• [WHAT IS BEING ASKED]
Reproduce the records word for word, apart from the images they contain.

---- INFORMATION GIVEN

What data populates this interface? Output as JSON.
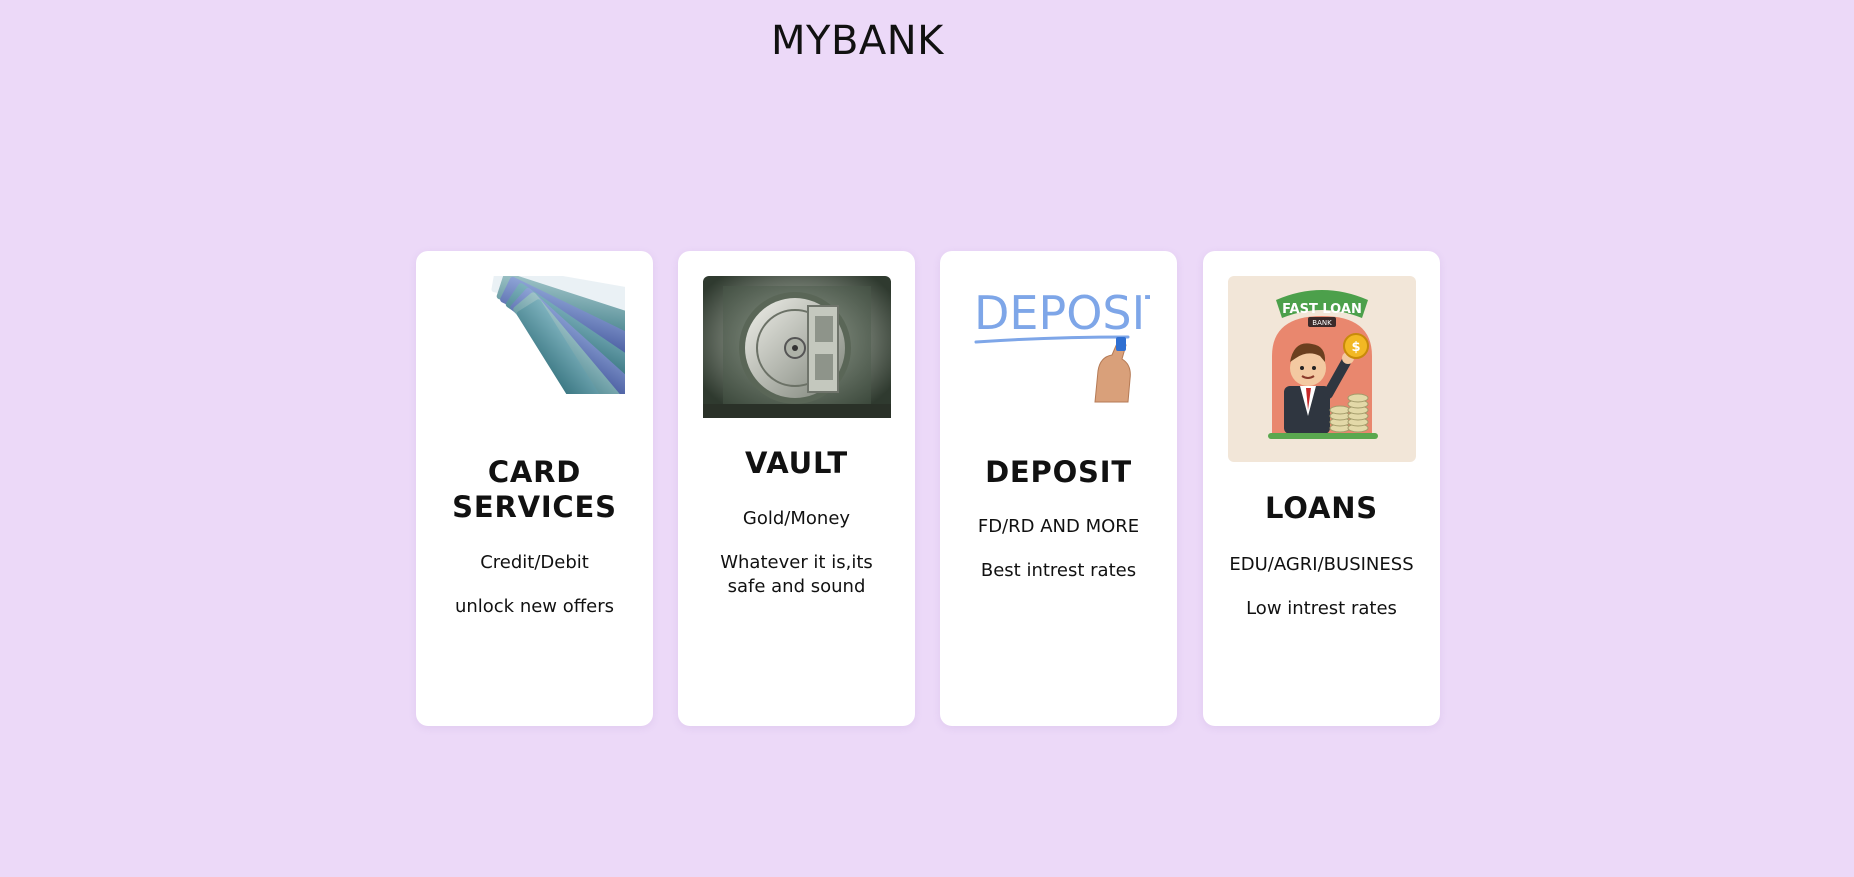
{
  "header": {
    "title": "MYBANK"
  },
  "cards": [
    {
      "title": "CARD SERVICES",
      "lines": [
        "Credit/Debit",
        "unlock new offers"
      ],
      "image": "credit-cards-image"
    },
    {
      "title": "VAULT",
      "lines": [
        "Gold/Money",
        "Whatever it is,its safe and sound"
      ],
      "image": "vault-door-image"
    },
    {
      "title": "DEPOSIT",
      "lines": [
        "FD/RD AND MORE",
        "Best intrest rates"
      ],
      "image": "deposit-writing-image",
      "image_text": "DEPOSIT"
    },
    {
      "title": "LOANS",
      "lines": [
        "EDU/AGRI/BUSINESS",
        "Low intrest rates"
      ],
      "image": "fast-loan-image",
      "image_text": "FAST LOAN",
      "image_subtext": "BANK"
    }
  ],
  "colors": {
    "page_background": "#ecd9f8",
    "card_background": "#ffffff",
    "text": "#111111",
    "accent_blue": "#7ea6e8"
  }
}
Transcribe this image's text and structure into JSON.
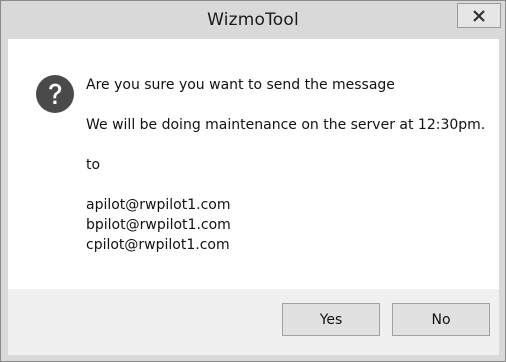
{
  "window": {
    "title": "WizmoTool",
    "close_icon": "close-icon"
  },
  "dialog": {
    "icon": "question-icon",
    "line1": "Are you sure you want to send the message",
    "line2": "We will be doing maintenance on the server at 12:30pm.",
    "line3": "to",
    "recipients": [
      "apilot@rwpilot1.com",
      "bpilot@rwpilot1.com",
      "cpilot@rwpilot1.com"
    ]
  },
  "buttons": {
    "yes": "Yes",
    "no": "No"
  },
  "colors": {
    "frame": "#d9d9d9",
    "content_bg": "#ffffff",
    "footer_bg": "#f0f0f0",
    "icon_bg": "#4a4a4a"
  }
}
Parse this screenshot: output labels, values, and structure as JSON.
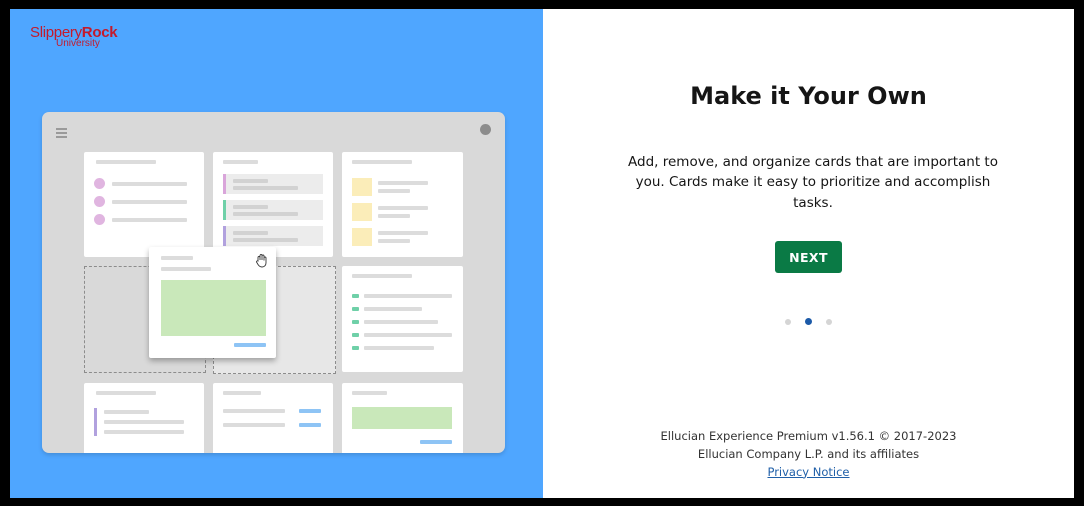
{
  "logo": {
    "line1_regular": "Slippery",
    "line1_bold": "Rock",
    "line2": "University"
  },
  "illustration": {
    "menu_icon": "hamburger-menu-icon",
    "avatar_icon": "user-avatar-icon",
    "drag_icon": "grab-hand-icon"
  },
  "onboarding": {
    "title": "Make it Your Own",
    "description": "Add, remove, and organize cards that are important to you. Cards make it easy to prioritize and accomplish tasks.",
    "next_label": "NEXT",
    "page_indicator": {
      "total": 3,
      "active_index": 1
    }
  },
  "footer": {
    "version_line": "Ellucian Experience Premium v1.56.1 © 2017-2023",
    "company_line": "Ellucian Company L.P. and its affiliates",
    "privacy_link": "Privacy Notice"
  },
  "colors": {
    "left_panel": "#4fa6ff",
    "next_button": "#0a7a45",
    "active_dot": "#1c5aa8",
    "logo_red": "#c41a2b",
    "link": "#1f5fa8"
  }
}
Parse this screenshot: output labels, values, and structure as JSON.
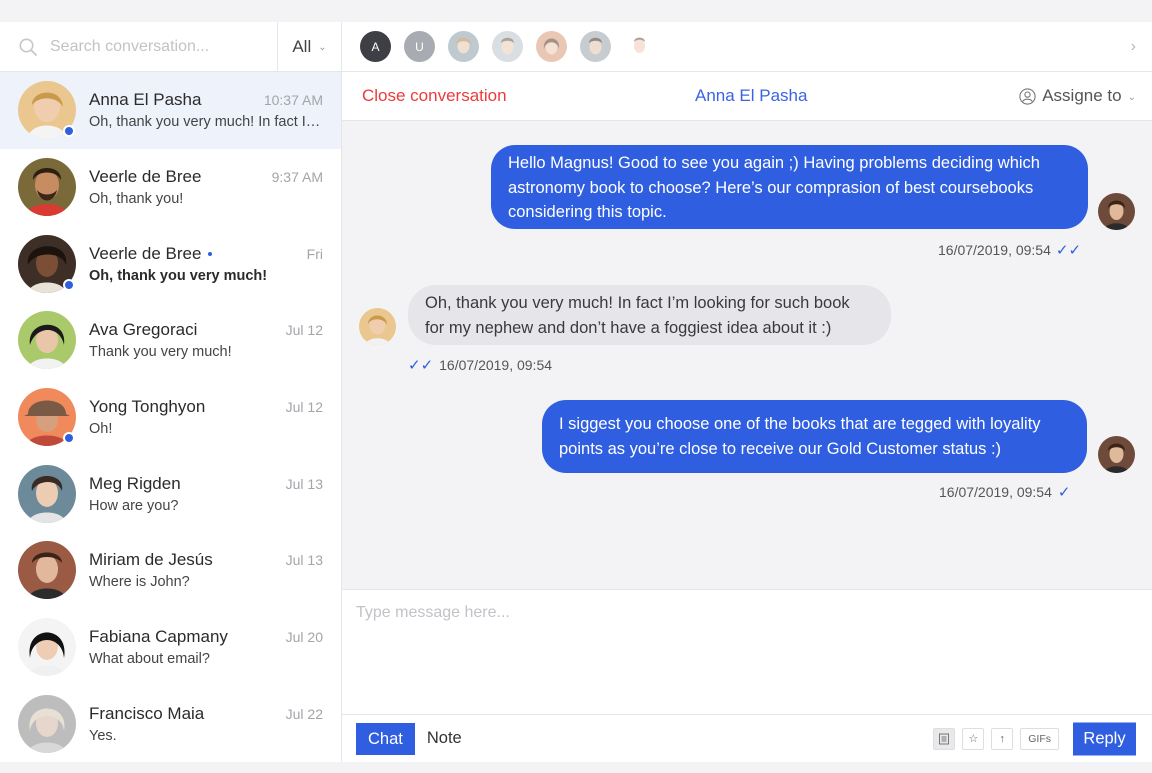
{
  "search": {
    "placeholder": "Search conversation...",
    "filter_label": "All"
  },
  "colors": {
    "accent": "#2f5fe0",
    "danger": "#ec3b3b",
    "online": "#2f5fe0"
  },
  "conversations": [
    {
      "name": "Anna El Pasha",
      "time": "10:37 AM",
      "preview": "Oh, thank you very much! In fact I’m looking for such book",
      "online": true,
      "unread": false,
      "active": true
    },
    {
      "name": "Veerle de Bree",
      "time": "9:37 AM",
      "preview": "Oh, thank you!",
      "online": false,
      "unread": false
    },
    {
      "name": "Veerle de Bree",
      "time": "Fri",
      "preview": "Oh, thank you very much!",
      "online": true,
      "unread": true
    },
    {
      "name": "Ava Gregoraci",
      "time": "Jul 12",
      "preview": "Thank you very much!",
      "online": false,
      "unread": false
    },
    {
      "name": "Yong Tonghyon",
      "time": "Jul 12",
      "preview": "Oh!",
      "online": true,
      "unread": false
    },
    {
      "name": "Meg Rigden",
      "time": "Jul 13",
      "preview": "How are you?",
      "online": false,
      "unread": false
    },
    {
      "name": "Miriam de Jesús",
      "time": "Jul 13",
      "preview": "Where is John?",
      "online": false,
      "unread": false
    },
    {
      "name": "Fabiana Capmany",
      "time": "Jul 20",
      "preview": "What about email?",
      "online": false,
      "unread": false
    },
    {
      "name": "Francisco Maia",
      "time": "Jul 22",
      "preview": "Yes.",
      "online": false,
      "unread": false
    }
  ],
  "agents": [
    {
      "letter": "A"
    },
    {
      "letter": "U"
    },
    {
      "letter": ""
    },
    {
      "letter": ""
    },
    {
      "letter": ""
    },
    {
      "letter": ""
    },
    {
      "letter": ""
    }
  ],
  "header": {
    "close_label": "Close conversation",
    "contact_name": "Anna El Pasha",
    "assign_label": "Assigne to"
  },
  "messages": [
    {
      "direction": "out",
      "lines": [
        "Hello Magnus! Good to see you again ;) Having problems deciding which",
        "astronomy  book to choose? Here’s our comprasion of best coursebooks",
        "considering this topic."
      ],
      "time": "16/07/2019, 09:54",
      "check": "✓✓"
    },
    {
      "direction": "in",
      "lines": [
        "Oh, thank you very much! In fact I’m looking for such book",
        "for my nephew and don’t have a foggiest idea about it :)"
      ],
      "time": "16/07/2019, 09:54",
      "check": "✓✓"
    },
    {
      "direction": "out",
      "lines": [
        "I siggest you choose one of the books that are tegged with loyality",
        "points as you’re close to receive our Gold Customer status :)"
      ],
      "time": "16/07/2019, 09:54",
      "check": "✓"
    }
  ],
  "composer": {
    "placeholder": "Type message here...",
    "tab_chat": "Chat",
    "tab_note": "Note",
    "gif_label": "GIFs",
    "reply_label": "Reply"
  },
  "icons": {
    "search": "search-icon",
    "filter_chevron": "chevron-down-icon",
    "bar_chevron": "chevron-right-icon",
    "assign": "person-circle-icon",
    "template": "document-icon",
    "star": "star-icon",
    "upload": "arrow-up-icon"
  }
}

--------

• [EXPECTED OUTPUT]
What data populates this interface? Output as JSON.
{
  "header": {
    "title": "MYBANK"
  },
  "cards": [
    {
      "title": "CARD SERVICES",
      "lines": [
        "Credit/Debit",
        "unlock new offers"
      ],
      "image": "credit-cards-image"
    },
    {
      "title": "VAULT",
      "lines": [
        "Gold/Money",
        "Whatever it is,its safe and sound"
      ],
      "image": "vault-door-image"
    },
    {
      "title": "DEPOSIT",
      "lines": [
        "FD/RD AND MORE",
        "Best intrest rates"
      ],
      "image": "deposit-writing-image",
      "image_text": "DEPOSIT"
    },
    {
      "title": "LOANS",
      "lines": [
        "EDU/AGRI/BUSINESS",
        "Low intrest rates"
      ],
      "image": "fast-loan-image",
      "image_text": "FAST LOAN",
      "image_subtext": "BANK"
    }
  ],
  "colors": {
    "page_background": "#ecd9f8",
    "card_background": "#ffffff",
    "text": "#111111",
    "accent_blue": "#7ea6e8"
  }
}
Transcribe this image's text and structure into JSON.
{
  "window": {
    "title": "WizmoTool",
    "close_icon": "close-icon"
  },
  "dialog": {
    "icon": "question-icon",
    "line1": "Are you sure you want to send the message",
    "line2": "We will be doing maintenance on the server at 12:30pm.",
    "line3": "to",
    "recipients": [
      "apilot@rwpilot1.com",
      "bpilot@rwpilot1.com",
      "cpilot@rwpilot1.com"
    ]
  },
  "buttons": {
    "yes": "Yes",
    "no": "No"
  },
  "colors": {
    "frame": "#d9d9d9",
    "content_bg": "#ffffff",
    "footer_bg": "#f0f0f0",
    "icon_bg": "#4a4a4a"
  }
}
Parse this screenshot: output labels, values, and structure as JSON.
{
  "logo": {
    "line1_regular": "Slippery",
    "line1_bold": "Rock",
    "line2": "University"
  },
  "illustration": {
    "menu_icon": "hamburger-menu-icon",
    "avatar_icon": "user-avatar-icon",
    "drag_icon": "grab-hand-icon"
  },
  "onboarding": {
    "title": "Make it Your Own",
    "description": "Add, remove, and organize cards that are important to you. Cards make it easy to prioritize and accomplish tasks.",
    "next_label": "NEXT",
    "page_indicator": {
      "total": 3,
      "active_index": 1
    }
  },
  "footer": {
    "version_line": "Ellucian Experience Premium v1.56.1 © 2017-2023",
    "company_line": "Ellucian Company L.P. and its affiliates",
    "privacy_link": "Privacy Notice"
  },
  "colors": {
    "left_panel": "#4fa6ff",
    "next_button": "#0a7a45",
    "active_dot": "#1c5aa8",
    "logo_red": "#c41a2b",
    "link": "#1f5fa8"
  }
}
Parse this screenshot: output labels, values, and structure as JSON.
{
  "search": {
    "placeholder": "Search conversation...",
    "filter_label": "All"
  },
  "colors": {
    "accent": "#2f5fe0",
    "danger": "#ec3b3b",
    "online": "#2f5fe0"
  },
  "conversations": [
    {
      "name": "Anna El Pasha",
      "time": "10:37 AM",
      "preview": "Oh, thank you very much! In fact I’m looking for such book",
      "online": true,
      "unread": false,
      "active": true
    },
    {
      "name": "Veerle de Bree",
      "time": "9:37 AM",
      "preview": "Oh, thank you!",
      "online": false,
      "unread": false
    },
    {
      "name": "Veerle de Bree",
      "time": "Fri",
      "preview": "Oh, thank you very much!",
      "online": true,
      "unread": true
    },
    {
      "name": "Ava Gregoraci",
      "time": "Jul 12",
      "preview": "Thank you very much!",
      "online": false,
      "unread": false
    },
    {
      "name": "Yong Tonghyon",
      "time": "Jul 12",
      "preview": "Oh!",
      "online": true,
      "unread": false
    },
    {
      "name": "Meg Rigden",
      "time": "Jul 13",
      "preview": "How are you?",
      "online": false,
      "unread": false
    },
    {
      "name": "Miriam de Jesús",
      "time": "Jul 13",
      "preview": "Where is John?",
      "online": false,
      "unread": false
    },
    {
      "name": "Fabiana Capmany",
      "time": "Jul 20",
      "preview": "What about email?",
      "online": false,
      "unread": false
    },
    {
      "name": "Francisco Maia",
      "time": "Jul 22",
      "preview": "Yes.",
      "online": false,
      "unread": false
    }
  ],
  "agents": [
    {
      "letter": "A"
    },
    {
      "letter": "U"
    },
    {
      "letter": ""
    },
    {
      "letter": ""
    },
    {
      "letter": ""
    },
    {
      "letter": ""
    },
    {
      "letter": ""
    }
  ],
  "header": {
    "close_label": "Close conversation",
    "contact_name": "Anna El Pasha",
    "assign_label": "Assigne to"
  },
  "messages": [
    {
      "direction": "out",
      "lines": [
        "Hello Magnus! Good to see you again ;) Having problems deciding which",
        "astronomy  book to choose? Here’s our comprasion of best coursebooks",
        "considering this topic."
      ],
      "time": "16/07/2019, 09:54",
      "check": "✓✓"
    },
    {
      "direction": "in",
      "lines": [
        "Oh, thank you very much! In fact I’m looking for such book",
        "for my nephew and don’t have a foggiest idea about it :)"
      ],
      "time": "16/07/2019, 09:54",
      "check": "✓✓"
    },
    {
      "direction": "out",
      "lines": [
        "I siggest you choose one of the books that are tegged with loyality",
        "points as you’re close to receive our Gold Customer status :)"
      ],
      "time": "16/07/2019, 09:54",
      "check": "✓"
    }
  ],
  "composer": {
    "placeholder": "Type message here...",
    "tab_chat": "Chat",
    "tab_note": "Note",
    "gif_label": "GIFs",
    "reply_label": "Reply"
  },
  "icons": {
    "search": "search-icon",
    "filter_chevron": "chevron-down-icon",
    "bar_chevron": "chevron-right-icon",
    "assign": "person-circle-icon",
    "template": "document-icon",
    "star": "star-icon",
    "upload": "arrow-up-icon"
  }
}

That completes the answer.